Supplied records START

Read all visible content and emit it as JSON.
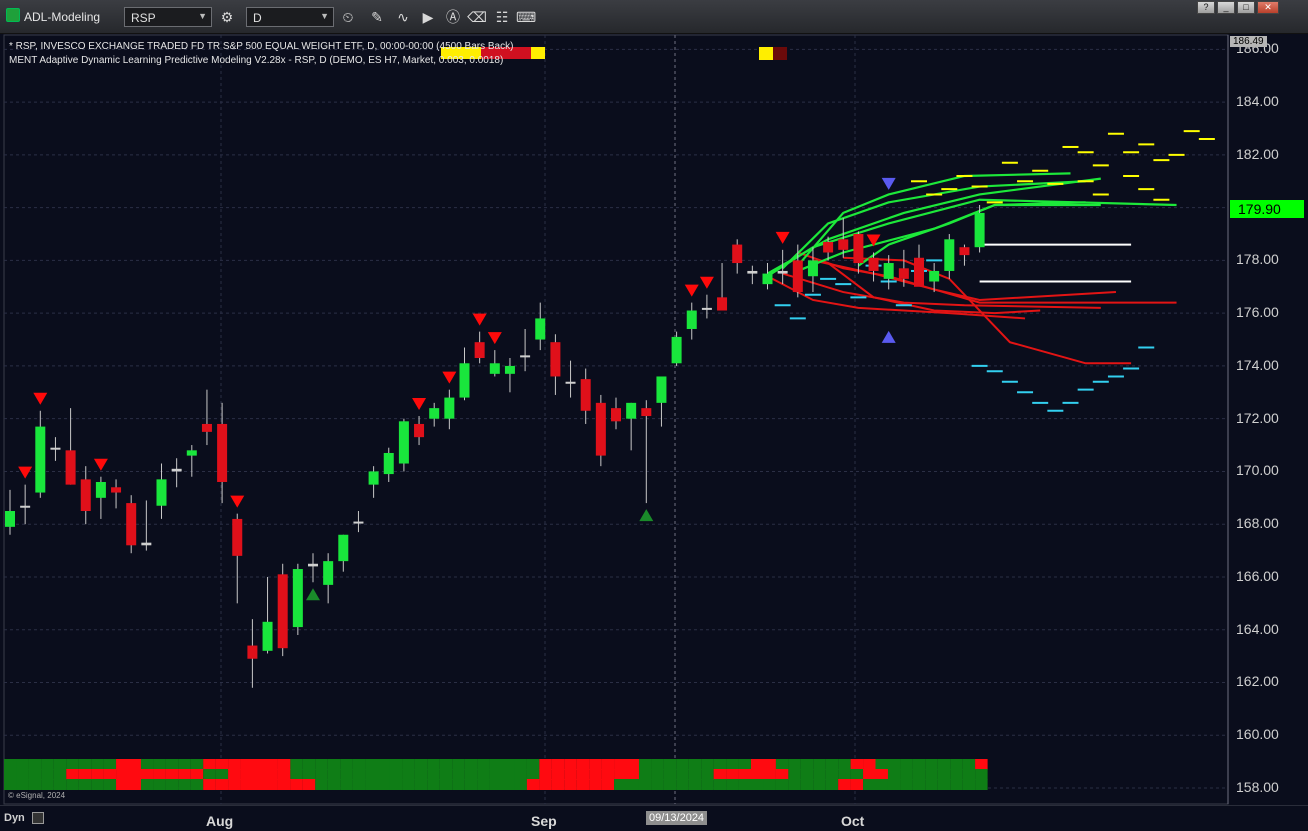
{
  "window": {
    "title": "ADL-Modeling",
    "symbol": "RSP",
    "interval": "D",
    "controls": [
      "?",
      "_",
      "□",
      "✕"
    ]
  },
  "legend": {
    "line1": "* RSP, INVESCO EXCHANGE TRADED FD TR S&P 500 EQUAL WEIGHT ETF, D, 00:00-00:00 (4500 Bars Back)",
    "line2": "MENT Adaptive Dynamic Learning Predictive Modeling V2.28x - RSP, D (DEMO, ES H7, Market, 0.003, 0.0018)"
  },
  "price_axis": {
    "top_price": "186.49",
    "last_price": "179.90"
  },
  "x_axis": {
    "cursor_date": "09/13/2024",
    "dyn_label": "Dyn"
  },
  "copyright": "© eSignal, 2024",
  "colors": {
    "background": "#0a0d1c",
    "bull": "#19e63c",
    "bear": "#e0101a",
    "model_green": "#1de83a",
    "model_red": "#e31414",
    "yellow": "#ffff00",
    "cyan": "#33d0f0",
    "white": "#ffffff",
    "sell_arrow": "#ff0a0a",
    "buy_arrow": "#1a8a2a",
    "blue_arrow": "#5a5af0"
  },
  "chart_data": {
    "type": "candlestick",
    "yticks": [
      "158.00",
      "160.00",
      "162.00",
      "164.00",
      "166.00",
      "168.00",
      "170.00",
      "172.00",
      "174.00",
      "176.00",
      "178.00",
      "180.00",
      "182.00",
      "184.00",
      "186.00"
    ],
    "ylim": [
      157.5,
      186.5
    ],
    "xticks": [
      "Aug",
      "Sep",
      "Oct"
    ],
    "candles": [
      {
        "o": 167.9,
        "h": 169.3,
        "l": 167.6,
        "c": 168.5
      },
      {
        "o": 168.7,
        "h": 169.5,
        "l": 168.0,
        "c": 168.7
      },
      {
        "o": 169.2,
        "h": 172.3,
        "l": 169.0,
        "c": 171.7
      },
      {
        "o": 170.9,
        "h": 171.3,
        "l": 170.4,
        "c": 170.9
      },
      {
        "o": 170.8,
        "h": 172.4,
        "l": 169.5,
        "c": 169.5
      },
      {
        "o": 169.7,
        "h": 170.2,
        "l": 168.0,
        "c": 168.5
      },
      {
        "o": 169.0,
        "h": 169.8,
        "l": 168.2,
        "c": 169.6
      },
      {
        "o": 169.4,
        "h": 169.7,
        "l": 168.6,
        "c": 169.2
      },
      {
        "o": 168.8,
        "h": 169.1,
        "l": 166.9,
        "c": 167.2
      },
      {
        "o": 167.2,
        "h": 168.9,
        "l": 167.0,
        "c": 167.3
      },
      {
        "o": 168.7,
        "h": 170.3,
        "l": 168.2,
        "c": 169.7
      },
      {
        "o": 170.1,
        "h": 170.5,
        "l": 169.4,
        "c": 170.0
      },
      {
        "o": 170.6,
        "h": 171.0,
        "l": 169.8,
        "c": 170.8
      },
      {
        "o": 171.8,
        "h": 173.1,
        "l": 171.0,
        "c": 171.5
      },
      {
        "o": 171.8,
        "h": 172.6,
        "l": 168.8,
        "c": 169.6
      },
      {
        "o": 168.2,
        "h": 168.4,
        "l": 165.0,
        "c": 166.8
      },
      {
        "o": 163.4,
        "h": 164.4,
        "l": 161.8,
        "c": 162.9
      },
      {
        "o": 163.2,
        "h": 166.0,
        "l": 163.1,
        "c": 164.3
      },
      {
        "o": 166.1,
        "h": 166.5,
        "l": 163.0,
        "c": 163.3
      },
      {
        "o": 164.1,
        "h": 166.5,
        "l": 163.8,
        "c": 166.3
      },
      {
        "o": 166.4,
        "h": 166.9,
        "l": 165.8,
        "c": 166.5
      },
      {
        "o": 165.7,
        "h": 166.9,
        "l": 165.0,
        "c": 166.6
      },
      {
        "o": 166.6,
        "h": 167.6,
        "l": 166.2,
        "c": 167.6
      },
      {
        "o": 168.1,
        "h": 168.5,
        "l": 167.7,
        "c": 168.1
      },
      {
        "o": 169.5,
        "h": 170.2,
        "l": 169.0,
        "c": 170.0
      },
      {
        "o": 169.9,
        "h": 170.9,
        "l": 169.6,
        "c": 170.7
      },
      {
        "o": 170.3,
        "h": 172.0,
        "l": 170.0,
        "c": 171.9
      },
      {
        "o": 171.8,
        "h": 172.1,
        "l": 171.0,
        "c": 171.3
      },
      {
        "o": 172.0,
        "h": 172.6,
        "l": 171.7,
        "c": 172.4
      },
      {
        "o": 172.0,
        "h": 173.1,
        "l": 171.6,
        "c": 172.8
      },
      {
        "o": 172.8,
        "h": 174.7,
        "l": 172.7,
        "c": 174.1
      },
      {
        "o": 174.9,
        "h": 175.3,
        "l": 174.1,
        "c": 174.3
      },
      {
        "o": 173.7,
        "h": 174.6,
        "l": 173.6,
        "c": 174.1
      },
      {
        "o": 173.7,
        "h": 174.3,
        "l": 173.0,
        "c": 174.0
      },
      {
        "o": 174.4,
        "h": 175.4,
        "l": 173.8,
        "c": 174.4
      },
      {
        "o": 175.0,
        "h": 176.4,
        "l": 174.6,
        "c": 175.8
      },
      {
        "o": 174.9,
        "h": 175.2,
        "l": 172.9,
        "c": 173.6
      },
      {
        "o": 173.4,
        "h": 174.2,
        "l": 172.8,
        "c": 173.4
      },
      {
        "o": 173.5,
        "h": 173.9,
        "l": 171.8,
        "c": 172.3
      },
      {
        "o": 172.6,
        "h": 172.9,
        "l": 170.2,
        "c": 170.6
      },
      {
        "o": 172.4,
        "h": 172.8,
        "l": 171.6,
        "c": 171.9
      },
      {
        "o": 172.0,
        "h": 172.6,
        "l": 170.8,
        "c": 172.6
      },
      {
        "o": 172.4,
        "h": 172.7,
        "l": 168.8,
        "c": 172.1
      },
      {
        "o": 172.6,
        "h": 173.2,
        "l": 171.7,
        "c": 173.6
      },
      {
        "o": 174.1,
        "h": 175.3,
        "l": 174.0,
        "c": 175.1
      },
      {
        "o": 175.4,
        "h": 176.4,
        "l": 175.0,
        "c": 176.1
      },
      {
        "o": 176.2,
        "h": 176.7,
        "l": 175.8,
        "c": 176.2
      },
      {
        "o": 176.6,
        "h": 177.9,
        "l": 176.2,
        "c": 176.1
      },
      {
        "o": 178.6,
        "h": 178.8,
        "l": 177.5,
        "c": 177.9
      },
      {
        "o": 177.6,
        "h": 177.8,
        "l": 177.1,
        "c": 177.5
      },
      {
        "o": 177.1,
        "h": 177.9,
        "l": 176.9,
        "c": 177.5
      },
      {
        "o": 177.5,
        "h": 178.4,
        "l": 177.1,
        "c": 177.6
      },
      {
        "o": 178.0,
        "h": 178.6,
        "l": 176.6,
        "c": 176.8
      },
      {
        "o": 177.4,
        "h": 178.5,
        "l": 176.8,
        "c": 178.0
      },
      {
        "o": 178.7,
        "h": 178.9,
        "l": 178.0,
        "c": 178.3
      },
      {
        "o": 178.8,
        "h": 179.6,
        "l": 178.1,
        "c": 178.4
      },
      {
        "o": 179.0,
        "h": 179.1,
        "l": 177.5,
        "c": 177.9
      },
      {
        "o": 178.1,
        "h": 178.3,
        "l": 177.2,
        "c": 177.6
      },
      {
        "o": 177.3,
        "h": 178.2,
        "l": 176.9,
        "c": 177.9
      },
      {
        "o": 177.7,
        "h": 178.4,
        "l": 177.0,
        "c": 177.3
      },
      {
        "o": 178.1,
        "h": 178.6,
        "l": 177.1,
        "c": 177.0
      },
      {
        "o": 177.2,
        "h": 177.9,
        "l": 176.8,
        "c": 177.6
      },
      {
        "o": 177.6,
        "h": 179.0,
        "l": 177.3,
        "c": 178.8
      },
      {
        "o": 178.5,
        "h": 178.6,
        "l": 177.8,
        "c": 178.2
      },
      {
        "o": 178.5,
        "h": 180.1,
        "l": 178.3,
        "c": 179.8
      }
    ],
    "sell_signals": [
      1,
      2,
      6,
      15,
      27,
      29,
      31,
      32,
      45,
      46,
      51,
      57
    ],
    "buy_signals": [
      20,
      42
    ],
    "blue_markers": [
      {
        "index": 58,
        "dir": "down",
        "price": 180.9
      },
      {
        "index": 58,
        "dir": "up",
        "price": 175.1
      }
    ],
    "forecast_green": [
      [
        [
          52,
          177.8
        ],
        [
          55,
          179.8
        ],
        [
          58,
          180.5
        ],
        [
          63,
          181.2
        ],
        [
          70,
          181.3
        ]
      ],
      [
        [
          51,
          177.7
        ],
        [
          54,
          179.4
        ],
        [
          58,
          180.2
        ],
        [
          64,
          180.8
        ],
        [
          71,
          181.0
        ]
      ],
      [
        [
          50,
          177.5
        ],
        [
          54,
          178.8
        ],
        [
          59,
          179.8
        ],
        [
          64,
          180.5
        ],
        [
          72,
          181.1
        ]
      ],
      [
        [
          50,
          177.4
        ],
        [
          53,
          178.5
        ],
        [
          58,
          179.4
        ],
        [
          64,
          180.3
        ],
        [
          77,
          180.1
        ]
      ],
      [
        [
          52,
          177.6
        ],
        [
          55,
          178.3
        ],
        [
          61,
          179.2
        ],
        [
          65,
          180.1
        ],
        [
          72,
          180.1
        ]
      ],
      [
        [
          56,
          177.8
        ],
        [
          58,
          178.6
        ],
        [
          62,
          179.4
        ],
        [
          65,
          180.1
        ],
        [
          71,
          180.2
        ]
      ]
    ],
    "forecast_red": [
      [
        [
          52,
          178.3
        ],
        [
          55,
          177.7
        ],
        [
          58,
          177.4
        ],
        [
          61,
          176.9
        ],
        [
          64,
          176.4
        ],
        [
          77,
          176.4
        ]
      ],
      [
        [
          50,
          177.4
        ],
        [
          53,
          176.5
        ],
        [
          56,
          176.2
        ],
        [
          62,
          176.0
        ],
        [
          67,
          175.8
        ]
      ],
      [
        [
          51,
          177.5
        ],
        [
          55,
          176.8
        ],
        [
          59,
          176.4
        ],
        [
          63,
          176.3
        ],
        [
          72,
          176.2
        ]
      ],
      [
        [
          53,
          178.0
        ],
        [
          57,
          177.5
        ],
        [
          61,
          176.9
        ],
        [
          64,
          176.5
        ],
        [
          73,
          176.8
        ]
      ],
      [
        [
          55,
          178.1
        ],
        [
          59,
          178.0
        ],
        [
          62,
          177.3
        ],
        [
          66,
          174.9
        ],
        [
          71,
          174.1
        ],
        [
          74,
          174.1
        ]
      ],
      [
        [
          54,
          177.9
        ],
        [
          57,
          176.6
        ],
        [
          61,
          176.1
        ],
        [
          65,
          176.0
        ],
        [
          68,
          176.1
        ]
      ]
    ],
    "forecast_white": [
      [
        64,
        178.6,
        74
      ],
      [
        64,
        177.2,
        74
      ]
    ],
    "yellow_dashes": [
      [
        60,
        181.0
      ],
      [
        61,
        180.5
      ],
      [
        62,
        180.7
      ],
      [
        63,
        181.2
      ],
      [
        64,
        180.8
      ],
      [
        65,
        180.2
      ],
      [
        66,
        181.7
      ],
      [
        67,
        181.0
      ],
      [
        68,
        181.4
      ],
      [
        69,
        180.9
      ],
      [
        70,
        182.3
      ],
      [
        71,
        182.1
      ],
      [
        72,
        181.6
      ],
      [
        73,
        182.8
      ],
      [
        74,
        182.1
      ],
      [
        75,
        182.4
      ],
      [
        76,
        181.8
      ],
      [
        77,
        182.0
      ],
      [
        78,
        182.9
      ],
      [
        79,
        182.6
      ],
      [
        71,
        181.0
      ],
      [
        72,
        180.5
      ],
      [
        74,
        181.2
      ],
      [
        75,
        180.7
      ],
      [
        76,
        180.3
      ]
    ],
    "cyan_dashes": [
      [
        51,
        176.3
      ],
      [
        52,
        175.8
      ],
      [
        53,
        176.7
      ],
      [
        54,
        177.3
      ],
      [
        55,
        177.1
      ],
      [
        56,
        176.6
      ],
      [
        57,
        177.8
      ],
      [
        58,
        177.2
      ],
      [
        59,
        176.3
      ],
      [
        60,
        177.6
      ],
      [
        61,
        178.0
      ],
      [
        64,
        174.0
      ],
      [
        65,
        173.8
      ],
      [
        66,
        173.4
      ],
      [
        67,
        173.0
      ],
      [
        68,
        172.6
      ],
      [
        69,
        172.3
      ],
      [
        70,
        172.6
      ],
      [
        71,
        173.1
      ],
      [
        72,
        173.4
      ],
      [
        73,
        173.6
      ],
      [
        74,
        173.9
      ],
      [
        75,
        174.7
      ]
    ],
    "signal_rows": {
      "top": "GGGGGGGGGRRGGGGGRRRRRRRGGGGGGGGGGGGGGGGGGGGRRRRRRRRGGGGGGGGGRRGGGGGGRRGGGGGGGGR",
      "middle": "GGGGGRRRRRRRRRRRGGRRRRRGGGGGGGGGGGGGGGGGGGGRRRRRRRRGGGGGGRRRRRRGGGGGGRRGGGGGGGG",
      "bottom": "GGGGGGGGGRRGGGGGRRRRRRRRRGGGGGGGGGGGGGGGGGRRRRRRRGGGGGGGGGGGGGGGGGGRRGGGGGGGGGG"
    }
  }
}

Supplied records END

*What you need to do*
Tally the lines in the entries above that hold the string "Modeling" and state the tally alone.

*Answer section*
2